Daegu: Dai Greene gave next year`s Olympic hosts their first gold medal at the world championships on Thursday, powering home to win the 400 metres hurdles title in a thrilling finish.
The Welshman still had plenty of ground to make up on Puerto Rican pace-setter Javier Culson when they jumped the final hurdle but puffed his cheeks out and found an extra burst of pace to win the gold in 48.26 seconds.
"I am just overwhelmed," he said. "I cannot believe it has happened to me. When I get back to the hotel tonight, I will realise my dream came true. I love representing Great Britain."
Culson was second in 48.44 while South Africa`s LJ Van Zyl, the fastest man this year, won bronze in 48.80. Twice Olympic champion Angelo Taylor of the United States could manage only seventh place in 49.31.
Britain, desperate for some home success to cheer at next year`s London Olympics, have had a disappointing championships so far with Jessica Ennis failing to retain her heptathlon crown and Mo Farah piped to gold in the men`s 10,000.
"I know we haven`t won a gold before but that`s not to say Mo and Jess did not perform to the best of their abilities," said Greene. "They wear the British vest with so much pride and determination."
Greene was something of a dark horse in the race to win Britain`s first title at the championships, despite his excellent form in the Diamond League.
Injuries to some of his rivals and a mistake by Culson eased his path, however.
A groin injury had robbed the one-lap hurdles of American double defending champion Kerron Clement, who failed to get through the heats, while his compatriot Taylor has been suffering from plantar fasciitis.
Two false starts in the final unsettled 2004 Olympic champion Felix Sanchez, who finished fourth, while Culson, who also won silver in Berlin two years ago, said he had made an error at the final hurdle.
"I got desperate at the final hurdle too much and lost my pace," he said. "I had the gold in my hands and let it go.
"I was alone in front and saw the last hurdle from quite a distance. That slowed me down and I was caught up."
Ice cool Greene still had to take his chance, of course, and although his time was the slowest ever to win the title at the world championships, he was delighted with his effort.

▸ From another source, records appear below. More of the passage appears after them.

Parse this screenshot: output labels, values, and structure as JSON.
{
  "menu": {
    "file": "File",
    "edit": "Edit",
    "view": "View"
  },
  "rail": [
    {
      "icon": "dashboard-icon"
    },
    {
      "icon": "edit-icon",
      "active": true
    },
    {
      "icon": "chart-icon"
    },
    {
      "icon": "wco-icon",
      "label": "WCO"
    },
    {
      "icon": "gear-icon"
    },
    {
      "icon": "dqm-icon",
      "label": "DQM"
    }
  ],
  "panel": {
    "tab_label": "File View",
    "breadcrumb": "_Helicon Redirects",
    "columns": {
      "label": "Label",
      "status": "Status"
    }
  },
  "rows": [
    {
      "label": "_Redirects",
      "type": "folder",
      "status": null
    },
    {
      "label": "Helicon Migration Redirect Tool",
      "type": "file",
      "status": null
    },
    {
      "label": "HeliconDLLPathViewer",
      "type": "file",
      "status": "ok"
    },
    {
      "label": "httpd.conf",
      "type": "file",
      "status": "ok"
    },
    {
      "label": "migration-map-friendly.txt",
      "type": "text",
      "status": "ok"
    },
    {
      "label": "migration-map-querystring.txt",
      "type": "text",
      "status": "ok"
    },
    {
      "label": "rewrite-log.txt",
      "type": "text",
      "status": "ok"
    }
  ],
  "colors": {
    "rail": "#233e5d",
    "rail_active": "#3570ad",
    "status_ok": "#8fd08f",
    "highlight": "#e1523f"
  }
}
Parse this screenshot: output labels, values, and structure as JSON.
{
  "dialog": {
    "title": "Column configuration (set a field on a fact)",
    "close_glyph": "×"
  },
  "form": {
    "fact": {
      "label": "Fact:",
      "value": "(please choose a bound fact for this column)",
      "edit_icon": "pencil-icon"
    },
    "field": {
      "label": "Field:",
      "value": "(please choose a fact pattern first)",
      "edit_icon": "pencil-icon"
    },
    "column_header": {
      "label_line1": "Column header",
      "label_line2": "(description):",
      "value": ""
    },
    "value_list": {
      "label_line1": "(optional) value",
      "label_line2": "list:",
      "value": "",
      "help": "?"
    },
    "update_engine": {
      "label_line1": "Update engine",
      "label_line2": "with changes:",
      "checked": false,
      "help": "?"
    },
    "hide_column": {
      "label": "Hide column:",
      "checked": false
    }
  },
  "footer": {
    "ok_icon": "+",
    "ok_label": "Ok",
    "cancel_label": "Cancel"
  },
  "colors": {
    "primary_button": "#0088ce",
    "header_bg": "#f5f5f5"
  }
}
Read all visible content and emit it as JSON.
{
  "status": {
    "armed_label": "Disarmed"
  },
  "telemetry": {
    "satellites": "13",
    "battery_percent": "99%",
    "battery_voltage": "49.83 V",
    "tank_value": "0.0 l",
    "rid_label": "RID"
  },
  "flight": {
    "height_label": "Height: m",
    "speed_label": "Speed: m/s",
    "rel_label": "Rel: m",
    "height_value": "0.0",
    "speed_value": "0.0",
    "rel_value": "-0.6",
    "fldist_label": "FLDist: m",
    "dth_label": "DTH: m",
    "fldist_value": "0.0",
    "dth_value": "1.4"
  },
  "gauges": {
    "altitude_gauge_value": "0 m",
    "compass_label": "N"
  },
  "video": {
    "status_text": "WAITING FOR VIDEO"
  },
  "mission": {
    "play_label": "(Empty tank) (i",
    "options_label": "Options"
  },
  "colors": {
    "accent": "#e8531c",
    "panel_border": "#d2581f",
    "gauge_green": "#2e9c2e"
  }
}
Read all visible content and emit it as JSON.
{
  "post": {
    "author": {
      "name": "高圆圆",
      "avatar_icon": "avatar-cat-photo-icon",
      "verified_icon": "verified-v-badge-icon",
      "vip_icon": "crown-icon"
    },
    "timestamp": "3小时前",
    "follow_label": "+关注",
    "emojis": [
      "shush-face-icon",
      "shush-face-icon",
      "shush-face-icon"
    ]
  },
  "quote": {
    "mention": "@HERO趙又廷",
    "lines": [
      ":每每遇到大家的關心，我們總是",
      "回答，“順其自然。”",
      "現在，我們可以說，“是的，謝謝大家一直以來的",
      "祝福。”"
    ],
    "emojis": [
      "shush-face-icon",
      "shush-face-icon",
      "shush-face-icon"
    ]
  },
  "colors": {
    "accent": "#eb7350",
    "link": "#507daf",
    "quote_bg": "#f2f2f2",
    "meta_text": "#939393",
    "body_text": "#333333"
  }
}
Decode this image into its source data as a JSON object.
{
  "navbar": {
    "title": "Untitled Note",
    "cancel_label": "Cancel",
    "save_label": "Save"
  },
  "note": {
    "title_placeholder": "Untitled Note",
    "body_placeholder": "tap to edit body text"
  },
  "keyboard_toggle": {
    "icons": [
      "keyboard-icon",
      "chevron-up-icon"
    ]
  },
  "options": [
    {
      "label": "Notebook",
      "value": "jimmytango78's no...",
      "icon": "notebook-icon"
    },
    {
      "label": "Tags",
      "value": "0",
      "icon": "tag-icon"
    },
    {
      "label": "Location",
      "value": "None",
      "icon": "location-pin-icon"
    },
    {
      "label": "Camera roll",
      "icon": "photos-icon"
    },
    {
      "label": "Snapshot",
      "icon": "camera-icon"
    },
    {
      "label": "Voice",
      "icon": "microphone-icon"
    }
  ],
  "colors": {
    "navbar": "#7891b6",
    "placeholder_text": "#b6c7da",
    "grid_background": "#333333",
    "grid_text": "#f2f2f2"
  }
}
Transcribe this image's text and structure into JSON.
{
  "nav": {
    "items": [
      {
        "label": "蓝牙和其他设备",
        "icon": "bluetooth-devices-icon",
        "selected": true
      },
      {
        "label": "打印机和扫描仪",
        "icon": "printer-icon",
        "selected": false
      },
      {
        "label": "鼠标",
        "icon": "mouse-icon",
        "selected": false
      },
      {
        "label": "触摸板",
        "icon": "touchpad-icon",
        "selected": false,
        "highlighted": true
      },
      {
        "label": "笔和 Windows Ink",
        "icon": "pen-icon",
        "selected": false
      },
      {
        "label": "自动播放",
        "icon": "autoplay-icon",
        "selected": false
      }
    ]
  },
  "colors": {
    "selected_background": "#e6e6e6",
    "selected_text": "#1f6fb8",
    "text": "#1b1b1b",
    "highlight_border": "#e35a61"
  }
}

"I realised at 250 that I was a little bit behind but I really dug deep," he said. "I`ve had a great year. I put everything together tonight."